Notas del editor

  • Slates: (1703) Students today can’t prepare bark to calculate their problems. They depend on their slates, which are more expensive. What will they do when the slate is dropped and it breaks? They will not be able to write.” Teachers Conference, 1703 Paper: (1815) Students today depend upon paper too much. They don&apos;t know how to write on slate without getting chalk dust all over themselves. They can&apos;t clean a slate properly. What will they do when they run out of paper? Fountain Pens: (1914 )“Students today depend on these expensive fountain pens. They can no longer write with a straight pen and nib. We parents must not allow them to wallow in such luxury to the detriment of learning how to cope in the real business world which is not so extravagant.” PTA Gazette, 1914Ink: (1929) Students today depend upon store bought ink. They don&apos;t know how to make their own. When they run out of ink they will be unable to write words or ciphers until their next trip to the settlement. This is a sad commentary on modern education. The Rural American TeacherBall point pens: (1950) &quot;Ballpoint pens will be the ruin of education in our country. Students use these devices and then throw them away. The American virtues of thrift and frugality are being discarded. Business and banks will never allow such expensive luxuries.&quot; Federal Teacher
  • MIRC
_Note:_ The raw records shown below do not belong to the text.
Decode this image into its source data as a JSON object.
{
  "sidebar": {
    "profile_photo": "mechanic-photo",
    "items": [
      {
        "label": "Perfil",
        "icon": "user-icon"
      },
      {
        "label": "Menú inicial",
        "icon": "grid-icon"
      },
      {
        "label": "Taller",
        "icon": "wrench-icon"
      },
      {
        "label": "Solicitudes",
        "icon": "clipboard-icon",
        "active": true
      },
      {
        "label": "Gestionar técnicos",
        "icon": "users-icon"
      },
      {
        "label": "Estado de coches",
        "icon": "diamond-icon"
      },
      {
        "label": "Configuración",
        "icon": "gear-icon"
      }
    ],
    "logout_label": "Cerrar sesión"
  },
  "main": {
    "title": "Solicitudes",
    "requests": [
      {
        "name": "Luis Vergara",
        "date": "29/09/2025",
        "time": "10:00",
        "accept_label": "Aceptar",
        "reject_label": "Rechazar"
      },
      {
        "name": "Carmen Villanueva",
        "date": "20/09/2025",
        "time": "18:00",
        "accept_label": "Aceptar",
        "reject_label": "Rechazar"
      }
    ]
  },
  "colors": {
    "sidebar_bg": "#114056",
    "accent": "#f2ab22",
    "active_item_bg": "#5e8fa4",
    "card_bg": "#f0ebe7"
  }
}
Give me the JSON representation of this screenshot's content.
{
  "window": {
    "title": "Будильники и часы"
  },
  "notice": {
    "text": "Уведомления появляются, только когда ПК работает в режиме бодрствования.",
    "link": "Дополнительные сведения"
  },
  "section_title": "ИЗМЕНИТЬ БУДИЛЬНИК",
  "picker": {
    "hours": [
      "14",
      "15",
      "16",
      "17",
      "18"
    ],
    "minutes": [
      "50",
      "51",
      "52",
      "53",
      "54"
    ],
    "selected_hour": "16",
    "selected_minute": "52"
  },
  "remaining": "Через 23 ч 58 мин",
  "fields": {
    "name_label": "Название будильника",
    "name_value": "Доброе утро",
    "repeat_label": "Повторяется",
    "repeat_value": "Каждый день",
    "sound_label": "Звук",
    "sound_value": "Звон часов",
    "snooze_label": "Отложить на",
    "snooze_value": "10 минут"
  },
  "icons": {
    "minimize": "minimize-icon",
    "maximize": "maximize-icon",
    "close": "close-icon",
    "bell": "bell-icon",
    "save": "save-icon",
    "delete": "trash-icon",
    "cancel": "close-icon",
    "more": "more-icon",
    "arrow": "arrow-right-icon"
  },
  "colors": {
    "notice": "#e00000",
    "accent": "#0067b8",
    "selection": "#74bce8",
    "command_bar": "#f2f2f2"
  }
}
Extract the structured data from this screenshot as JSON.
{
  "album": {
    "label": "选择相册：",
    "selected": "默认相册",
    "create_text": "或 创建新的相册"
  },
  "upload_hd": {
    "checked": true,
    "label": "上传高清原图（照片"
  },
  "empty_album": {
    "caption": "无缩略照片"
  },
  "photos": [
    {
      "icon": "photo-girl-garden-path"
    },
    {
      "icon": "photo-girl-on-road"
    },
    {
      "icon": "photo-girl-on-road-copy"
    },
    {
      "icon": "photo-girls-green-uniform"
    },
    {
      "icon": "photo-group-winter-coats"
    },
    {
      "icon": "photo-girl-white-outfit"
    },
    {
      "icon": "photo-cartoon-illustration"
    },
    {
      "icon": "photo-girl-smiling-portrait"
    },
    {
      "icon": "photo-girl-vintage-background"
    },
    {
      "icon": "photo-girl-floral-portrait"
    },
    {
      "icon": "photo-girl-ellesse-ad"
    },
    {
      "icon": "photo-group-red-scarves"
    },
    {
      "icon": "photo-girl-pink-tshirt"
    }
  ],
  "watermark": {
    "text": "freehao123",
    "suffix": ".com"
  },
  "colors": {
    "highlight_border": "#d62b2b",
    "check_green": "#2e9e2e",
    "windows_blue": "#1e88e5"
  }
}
  • GOALS (What we will do): Communicating, Collaborating, Learning, and Researching DRAFT Core Values of the Morgridge International Reading Center (aka “How we will act”) 1. LITERACYEverything that the Morgridge Center does will be focused on reading and literacy development including events, gallery space, and research that comes from the Center. Reading and literacy development will be the driving force behind all activities and materials. 2. SERVICEThis core value speaks to the incredible need for effective literacy instruction. Individuals who cannot read, cannot participate fully in any society. A focus for the Morgridge Center will be giving back to the community, city, state, nation, and world, with the explicit target to raise literacy levels. This can be accomplished by donations of literacy materials, funding of philanthropic efforts, education of teachers and administrators, and many other avenues. 3. ACCESSEverything in the building will be able to be experienced by people of varying physical and mental capacities. Each venue in the gallery and each event will be accessible to all. The Morgridge Center website will continue to develop ways to enhance accessibility. 4. RESEARCHThe best way to show that something is effective for students is to conduct systematic research. The Morgridge Center leadership recognizes that research takes on many formats and informs in different ways. Both qualitative and quantitative research, when done systematically and using trusted research methodology will inform theory use and development. All displays and activities hosted by the Morgridge Center will be supported by sound research practices. When possible, specific research reports and summaries will be available for review. These core values of Literacy, Service, Access, and Research will undergird our efforts to “Bring people and ideas together” while Learning, Researching, Communicating, and Collaborating. With time to reflect on our efforts, we will be efficient stewards of the knowledge and resources we have. The leadership of the Morgridge Center will be encouraged to reflect individually and corporately, for the furtherance of the organization. Each event at the Morgridge Center will strive to communicate the importance of reading and literacy development through elegant surroundings and appropriate environments, using humor and good will to promote the cause of raising literacy attainment.  
  • O&apos;Brien, D., &amp; Scharber, C. (2008, September). Digital Literacies Go to School: Potholes and Possibilities. Journal of Adolescent &amp; Adult Literacy, 52(1), 66–68. doi: 10.1598/JAAL.52.1.7